The city is grey; it bathes in the usual muffled roar of traffic, sirens and horns. Among the bushes stiff from the cold, their branches caught in ice, the camera wanders forward. The wandering is restless. The walker will never be seen. Yet his presence is remarkable: his steps, his breathing, and his onomatopoeias reveal it in a sonic close-up. The subjective image closely examines the branches, marks brief pauses, continues on its way, and explores the alleys of this sort of labyrinth. The images in light suspension contrast with the staccato tramping of the footsteps on the frozen snow. Suddenly the walker stops. The camera sweeps over space. It is searching. The picture is slowed down, almost frozen. The stroller - undoubtedly Donigan Cumming - holds his breath. Anxiety peaks. Then the camera moves back. The search resumes, never to end. The anxiety persists, mysterious and penetrating.
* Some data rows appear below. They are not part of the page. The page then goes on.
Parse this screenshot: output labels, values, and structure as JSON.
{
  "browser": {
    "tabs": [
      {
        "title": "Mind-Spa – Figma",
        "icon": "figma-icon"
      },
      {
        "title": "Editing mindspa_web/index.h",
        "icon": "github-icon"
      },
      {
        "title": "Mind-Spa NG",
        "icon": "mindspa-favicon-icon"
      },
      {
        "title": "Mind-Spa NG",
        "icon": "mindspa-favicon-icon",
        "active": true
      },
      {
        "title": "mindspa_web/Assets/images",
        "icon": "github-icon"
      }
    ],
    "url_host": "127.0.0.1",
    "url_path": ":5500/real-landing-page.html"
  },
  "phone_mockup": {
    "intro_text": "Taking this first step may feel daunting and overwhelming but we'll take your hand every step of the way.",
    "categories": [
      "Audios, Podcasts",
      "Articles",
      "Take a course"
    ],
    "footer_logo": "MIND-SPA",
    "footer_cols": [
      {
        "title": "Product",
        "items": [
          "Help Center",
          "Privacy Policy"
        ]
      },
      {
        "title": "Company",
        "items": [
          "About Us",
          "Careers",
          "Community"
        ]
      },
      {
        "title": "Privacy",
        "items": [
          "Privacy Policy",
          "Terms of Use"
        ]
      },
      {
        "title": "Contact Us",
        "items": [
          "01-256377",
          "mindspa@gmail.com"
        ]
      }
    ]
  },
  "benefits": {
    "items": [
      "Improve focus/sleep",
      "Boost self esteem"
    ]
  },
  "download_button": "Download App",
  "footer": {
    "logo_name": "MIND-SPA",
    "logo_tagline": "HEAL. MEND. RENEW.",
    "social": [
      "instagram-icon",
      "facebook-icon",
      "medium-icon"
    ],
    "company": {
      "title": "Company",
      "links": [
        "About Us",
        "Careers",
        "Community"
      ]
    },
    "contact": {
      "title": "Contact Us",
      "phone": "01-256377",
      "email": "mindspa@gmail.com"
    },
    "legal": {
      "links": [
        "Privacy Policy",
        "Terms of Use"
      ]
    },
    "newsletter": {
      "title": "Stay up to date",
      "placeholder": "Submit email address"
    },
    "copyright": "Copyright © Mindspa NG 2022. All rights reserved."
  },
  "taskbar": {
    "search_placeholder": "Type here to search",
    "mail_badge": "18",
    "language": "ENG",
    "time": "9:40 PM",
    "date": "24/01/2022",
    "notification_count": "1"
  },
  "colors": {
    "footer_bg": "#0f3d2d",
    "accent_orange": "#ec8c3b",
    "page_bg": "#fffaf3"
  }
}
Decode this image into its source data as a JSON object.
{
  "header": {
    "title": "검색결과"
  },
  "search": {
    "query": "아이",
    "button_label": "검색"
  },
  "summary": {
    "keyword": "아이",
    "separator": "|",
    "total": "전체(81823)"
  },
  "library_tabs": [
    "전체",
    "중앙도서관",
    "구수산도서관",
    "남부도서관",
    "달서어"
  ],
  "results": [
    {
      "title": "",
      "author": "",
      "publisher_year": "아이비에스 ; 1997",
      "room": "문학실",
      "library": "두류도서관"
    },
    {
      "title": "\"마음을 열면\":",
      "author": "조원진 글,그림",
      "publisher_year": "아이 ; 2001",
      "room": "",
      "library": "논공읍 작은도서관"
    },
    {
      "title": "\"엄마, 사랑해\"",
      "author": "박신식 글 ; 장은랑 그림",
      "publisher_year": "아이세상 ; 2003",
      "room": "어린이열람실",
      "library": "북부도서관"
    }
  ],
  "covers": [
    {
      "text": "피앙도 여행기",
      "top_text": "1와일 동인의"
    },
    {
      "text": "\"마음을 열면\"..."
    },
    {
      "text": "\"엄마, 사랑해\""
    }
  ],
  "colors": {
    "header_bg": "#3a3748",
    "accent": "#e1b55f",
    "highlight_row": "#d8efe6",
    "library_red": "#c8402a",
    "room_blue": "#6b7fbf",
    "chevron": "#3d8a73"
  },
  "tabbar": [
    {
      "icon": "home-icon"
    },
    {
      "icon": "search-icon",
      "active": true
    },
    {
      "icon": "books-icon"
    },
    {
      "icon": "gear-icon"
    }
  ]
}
Trip is a short fragment of Cumming's work but it is also a metaphor. That of a frantic and, as suggested by the title, hallucinatory search in a maze from a glacial age.
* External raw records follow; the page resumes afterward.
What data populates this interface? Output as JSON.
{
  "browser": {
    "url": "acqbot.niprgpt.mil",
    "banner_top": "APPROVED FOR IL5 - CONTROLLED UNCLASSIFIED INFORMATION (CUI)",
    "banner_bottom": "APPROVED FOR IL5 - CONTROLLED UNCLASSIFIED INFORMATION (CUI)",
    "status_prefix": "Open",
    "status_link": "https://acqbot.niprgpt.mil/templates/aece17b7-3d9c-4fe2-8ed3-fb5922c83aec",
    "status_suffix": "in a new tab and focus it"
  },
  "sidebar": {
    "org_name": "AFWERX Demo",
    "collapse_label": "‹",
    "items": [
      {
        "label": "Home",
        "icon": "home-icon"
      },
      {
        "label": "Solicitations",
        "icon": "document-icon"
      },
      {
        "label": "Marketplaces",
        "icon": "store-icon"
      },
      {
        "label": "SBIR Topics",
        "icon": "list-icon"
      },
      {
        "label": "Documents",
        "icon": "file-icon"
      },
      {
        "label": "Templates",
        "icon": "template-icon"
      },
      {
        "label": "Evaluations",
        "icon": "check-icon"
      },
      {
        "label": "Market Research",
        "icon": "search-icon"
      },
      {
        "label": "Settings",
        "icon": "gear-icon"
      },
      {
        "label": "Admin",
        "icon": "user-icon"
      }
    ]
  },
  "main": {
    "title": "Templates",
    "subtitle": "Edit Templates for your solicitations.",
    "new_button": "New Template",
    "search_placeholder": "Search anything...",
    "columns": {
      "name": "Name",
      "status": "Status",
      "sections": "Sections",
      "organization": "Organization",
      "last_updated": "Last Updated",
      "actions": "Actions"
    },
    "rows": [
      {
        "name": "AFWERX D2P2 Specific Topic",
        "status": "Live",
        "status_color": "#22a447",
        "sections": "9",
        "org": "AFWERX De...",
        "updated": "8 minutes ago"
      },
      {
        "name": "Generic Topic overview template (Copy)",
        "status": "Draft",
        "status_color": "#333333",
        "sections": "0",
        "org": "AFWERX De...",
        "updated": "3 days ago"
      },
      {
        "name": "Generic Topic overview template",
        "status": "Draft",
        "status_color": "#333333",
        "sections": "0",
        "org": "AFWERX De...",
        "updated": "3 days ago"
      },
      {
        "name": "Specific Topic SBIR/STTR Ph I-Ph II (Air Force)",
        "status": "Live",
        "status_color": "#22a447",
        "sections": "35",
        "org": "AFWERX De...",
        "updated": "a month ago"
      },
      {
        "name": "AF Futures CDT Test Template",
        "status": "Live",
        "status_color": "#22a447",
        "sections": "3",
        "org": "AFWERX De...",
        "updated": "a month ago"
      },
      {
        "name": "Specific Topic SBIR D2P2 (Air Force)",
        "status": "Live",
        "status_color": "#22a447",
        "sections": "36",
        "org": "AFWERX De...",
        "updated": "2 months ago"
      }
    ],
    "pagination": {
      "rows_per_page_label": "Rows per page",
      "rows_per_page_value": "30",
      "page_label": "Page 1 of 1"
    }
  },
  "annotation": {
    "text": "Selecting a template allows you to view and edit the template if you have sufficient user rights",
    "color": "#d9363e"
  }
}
Jean Perret, Visions du réel, 2002
(translation: Paul Belle)